It is no debate that from generation to generation, kids are more tech savy than their parents. I, who first learned my love of tech from my IBMer father, now get tech help calls from him. Just the other day he called with a problem that I had not experienced before. What did I do? Google it of course and found the solution. I found the way.
Students do the same. In my current tech class with upper elementary aged kids we are working with a project-based Webquest based on the Three Little Pigs. Students have various higher and lower tech options to complete tasks. The majority chose the options that include Kerpoof or Glogster, as they offer them the creative tech option. Most students had no experience with these sites, but does that stop them from interacting with them? No, kids, when motivated and tech is motivating, will try and play, usually with success. Often discovering parts of these learning tools that I had yet to find.
With our recently started ability to BYOD (Bring your own device), although limited to tablet or laptop, I have been given a glance at novice kids with tech, more than I had before. Students will figure out how to make the devices and apps work for them. They don’t mind experimenting, which is one reason I love iPads for schools. There is less ways for kids to “mess” them up.
The problem is, kids will find a way. As one presenter noted, no child should have a better phone/device than their parents. If the child has a smartphone, while the parent has a flip phone, how is the parent to understand the power they have put in the child’s hand? If a parent doesn’t grasp the concept of all the device can do, then how can they parent the use of such a device with their child?
With a background in Child Development, this is the area I see and fear most. Kids do not have the cognitive ability to truly grasp the power and consequences today’s devices hold. Kids need to be taught, they need to be watched, they need to be held accountable. If parents cannot take these steps, they should not be putting the device in their child’s hand.
I have witnessed my students walking that fine line, and that is only what I see. With new and advanced apps and Social Media, it is getting easier and easier for “accidents” to happen that could have long term negative effects on kids. Kids will skip the door and the window, even if they are open, and find another way without forethought to what could be on the other side.
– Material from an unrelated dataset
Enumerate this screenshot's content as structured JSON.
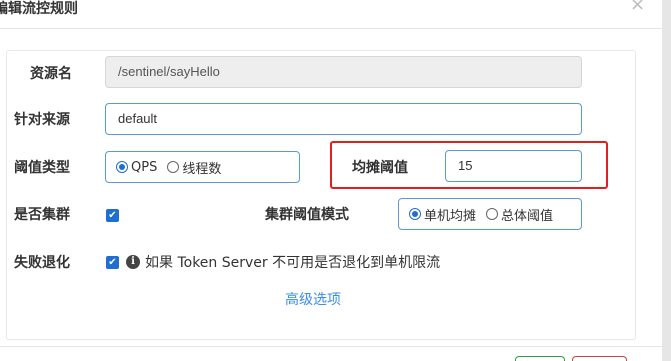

Education to these starts at home, before the device is put into the child’s hands. Just as kids are taught to look both ways before crossing the road before we let go of their hand, they need to be taught to use tech devices by looking all ways, before it goes into their hands.